A year ago today, we had the first reported case of COVID-19 in our city. I assumed a few more cases might follow, but I never ever saw any of the rest of this coming.

In fact, this day a year ago, my biggest worry was a carjacking that took place on the UNO campus, near where I work. I came home stressed and exhausted and worried … and it had nothing to do with COVID. In fact, I think I wrote a lighthearted blog that week about how I, as a well-established germaphobe, was thrilled to see the emphasis on hand-washing and doorknob-wiping. “I’m enjoying the COVID-19 panic while it lasts,” I posted on Facebook.


The next day, which was a Tuesday, I worked on some emails about my school’s upcoming graduation (spoiler alert: it ended up not happening, at least not in a traditional fashion) and texted a few parents at my kids’ school about items for the class auction baskets for our gala (spoiler alert: that ended up not happening either).

By Wednesday, we had students in quarantine. By Thursday, we were in emergency meetings all day long, and I started to feel like I was in some kind of disaster movie. And by Friday, school was closed.

That Friday (the 13th), I remember standing outside of a restaurant on my lunch break (the last time I ate inside a restaurant) crying because I’d just gotten the call that we were closing schools and I was worried about how some students would even be able to eat, let alone access technology. Honestly, I know teachers and school administrators and other staff like janitorial and cafeteria workers aren’t heroes in the same way that medical workers are, but when I think of all of the things that educators and school staffers have done in the last year, I get a little choked up.

Over the days that followed the shutdown, I made lists of goals (most of which never happened) and schedules (most of which were never followed), started my obligatory pandemic sourdough, learned to Zoom, and bought a needlepoint kit (which now sits tangled and unfinished under my bed).

“Goals for today: make a meatloaf and stave off existential dread,” I posted on Facebook, along with a picture of my meatloaf. “Well, one out of two ain’t bad.”

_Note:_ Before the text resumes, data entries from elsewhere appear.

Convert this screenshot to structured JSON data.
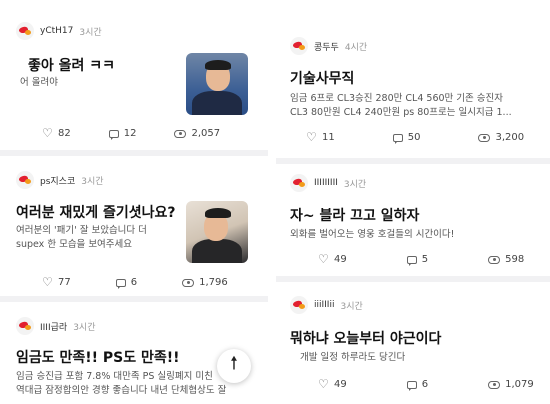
{
  "left_posts": [
    {
      "author": "yCtH17",
      "time": "3시간",
      "title": "좋아 올려 ㅋㅋ",
      "body": [
        "어 올려야"
      ],
      "likes": "82",
      "comments": "12",
      "views": "2,057",
      "thumbnail": "person-photo"
    },
    {
      "author": "ps지스코",
      "time": "3시간",
      "title": "여러분 재밌게 즐기셧나요?",
      "body": [
        "여러분의 '패기' 잘 보았습니다 더",
        "supex 한 모습을 보여주세요"
      ],
      "likes": "77",
      "comments": "6",
      "views": "1,796",
      "thumbnail": "person-photo"
    },
    {
      "author": "IIII급라",
      "time": "3시간",
      "title": "임금도 만족!! PS도 만족!!",
      "body": [
        "임금 승진급 포함 7.8% 대만족 PS 실링폐지 미친",
        "역대급 잠정합의안 경향 좋습니다 내년 단체협상도 잘"
      ]
    }
  ],
  "right_posts": [
    {
      "author": "콩두두",
      "time": "4시간",
      "title": "기술사무직",
      "body": [
        "임금 6프로 CL3승진 280만 CL4 560만 기존 승진자",
        "CL3 80만원 CL4 240만원 ps 80프로는 일시지급 1..."
      ],
      "likes": "11",
      "comments": "50",
      "views": "3,200"
    },
    {
      "author": "IIIIIIIII",
      "time": "3시간",
      "title": "자~ 블라 끄고 일하자",
      "body": [
        "외화를 벌어오는 영웅 호걸들의 시간이다!"
      ],
      "likes": "49",
      "comments": "5",
      "views": "598"
    },
    {
      "author": "iiiIIIii",
      "time": "3시간",
      "title": "뭐하냐 오늘부터 야근이다",
      "body": [
        "개발 일정 하루라도 당긴다"
      ],
      "likes": "49",
      "comments": "6",
      "views": "1,079"
    }
  ],
  "fab_icon": "arrow-up-icon",
  "colors": {
    "divider": "#f1f1f3",
    "brand_red": "#e2202f",
    "brand_orange": "#f29b1a"
  }
}
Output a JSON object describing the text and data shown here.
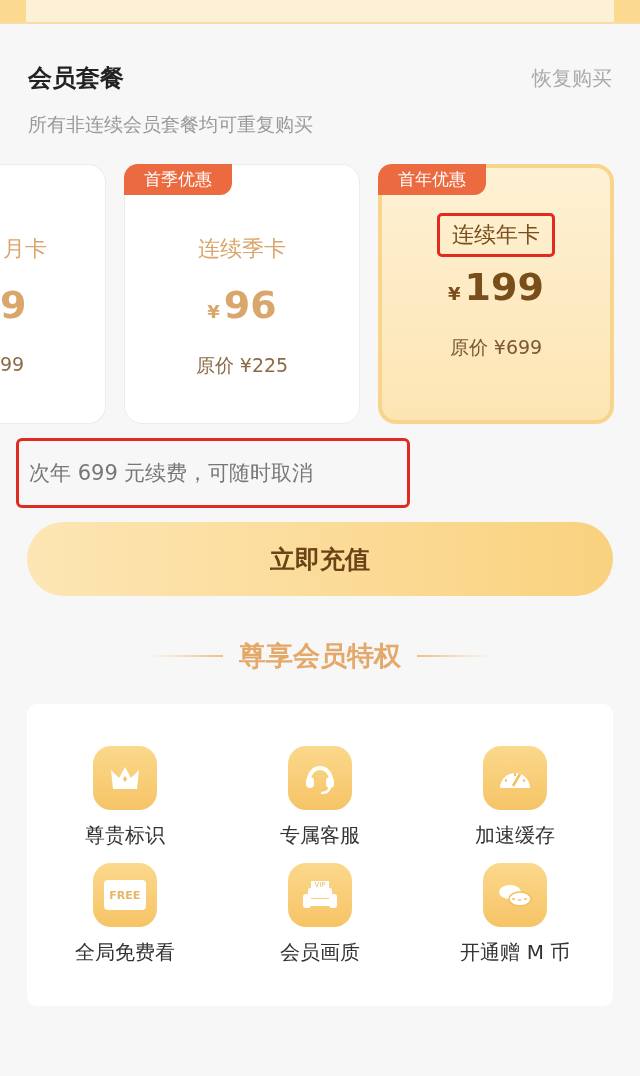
{
  "section": {
    "title": "会员套餐",
    "restore_link": "恢复购买",
    "subtitle": "所有非连续会员套餐均可重复购买"
  },
  "plans": [
    {
      "kind": "partial",
      "name": "月卡",
      "price": "9",
      "original": "99",
      "selected": false
    },
    {
      "kind": "full",
      "tag": "首季优惠",
      "name": "连续季卡",
      "currency": "¥",
      "price": "96",
      "original": "原价 ¥225",
      "selected": false
    },
    {
      "kind": "full",
      "tag": "首年优惠",
      "name": "连续年卡",
      "currency": "¥",
      "price": "199",
      "original": "原价 ¥699",
      "selected": true,
      "highlighted": true
    }
  ],
  "renewal_note": {
    "text": "次年 699 元续费，可随时取消",
    "highlighted": true
  },
  "pay_button": "立即充值",
  "perks_title": "尊享会员特权",
  "perks": [
    {
      "kind": "crown",
      "label": "尊贵标识"
    },
    {
      "kind": "headset",
      "label": "专属客服"
    },
    {
      "kind": "gauge",
      "label": "加速缓存"
    },
    {
      "kind": "free",
      "label": "全局免费看",
      "icon_text": "FREE"
    },
    {
      "kind": "sofa",
      "label": "会员画质",
      "icon_text": "VIP"
    },
    {
      "kind": "coins",
      "label": "开通赠 M 币"
    }
  ]
}
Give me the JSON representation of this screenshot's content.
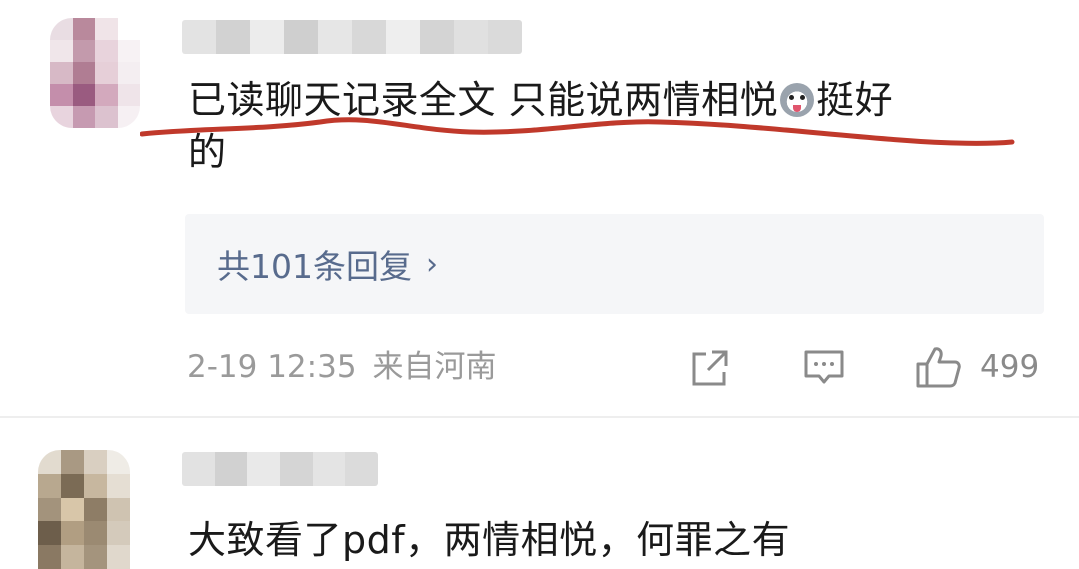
{
  "comments": [
    {
      "text_part1": "已读聊天记录全文 只能说两情相悦",
      "emoji": "dog-emoji",
      "text_part2": "挺好",
      "text_line2": "的",
      "replies_label": "共101条回复",
      "replies_chevron": "›",
      "timestamp": "2-19 12:35",
      "location": "来自河南",
      "like_count": "499"
    },
    {
      "text": "大致看了pdf，两情相悦，何罪之有"
    }
  ],
  "icons": {
    "share": "share-icon",
    "comment": "comment-icon",
    "like": "thumbs-up-icon"
  },
  "colors": {
    "reply_link": "#586b8d",
    "meta_text": "#9a9a9a",
    "underline": "#c0392b",
    "replies_bg": "#f5f6f8"
  }
}
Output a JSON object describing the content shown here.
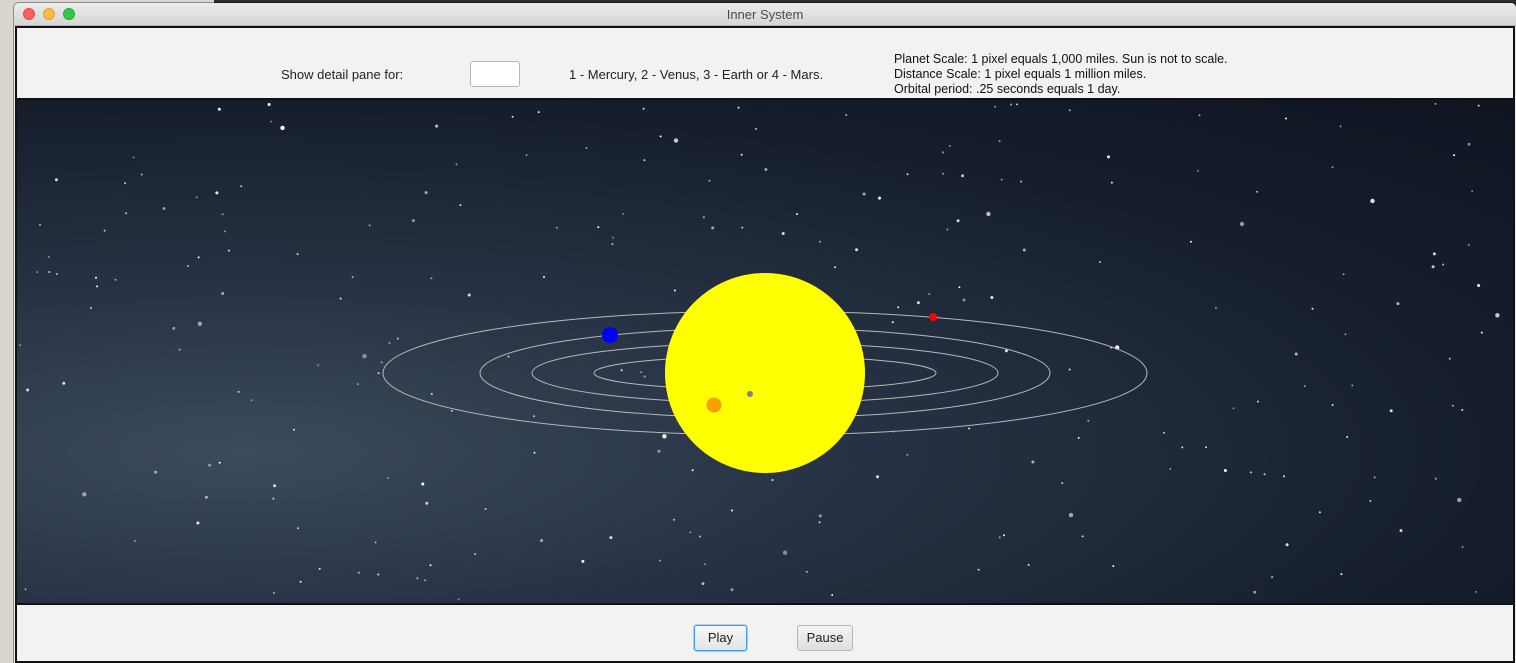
{
  "window": {
    "title": "Inner System"
  },
  "controls": {
    "detail_label": "Show detail pane for:",
    "detail_input_value": "",
    "planet_hint": "1 - Mercury, 2 - Venus, 3 - Earth or 4 - Mars.",
    "scale_info": [
      "Planet Scale:  1 pixel equals 1,000 miles.  Sun is not to scale.",
      "Distance Scale:  1 pixel equals 1 million miles.",
      "Orbital period:  .25 seconds equals 1 day."
    ]
  },
  "simulation": {
    "sun_color": "#ffff00",
    "orbit_color": "#b8b8b8",
    "planets": [
      {
        "name": "Mercury",
        "color": "#808080"
      },
      {
        "name": "Venus",
        "color": "#f5a000"
      },
      {
        "name": "Earth",
        "color": "#0000ff"
      },
      {
        "name": "Mars",
        "color": "#ff0000"
      }
    ]
  },
  "buttons": {
    "play_label": "Play",
    "pause_label": "Pause"
  }
}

These days, I still have the occasional surge of existential dread, but overall, I’ve gotten pretty good at Zoom and sourdough recipes.

What a year it’s been.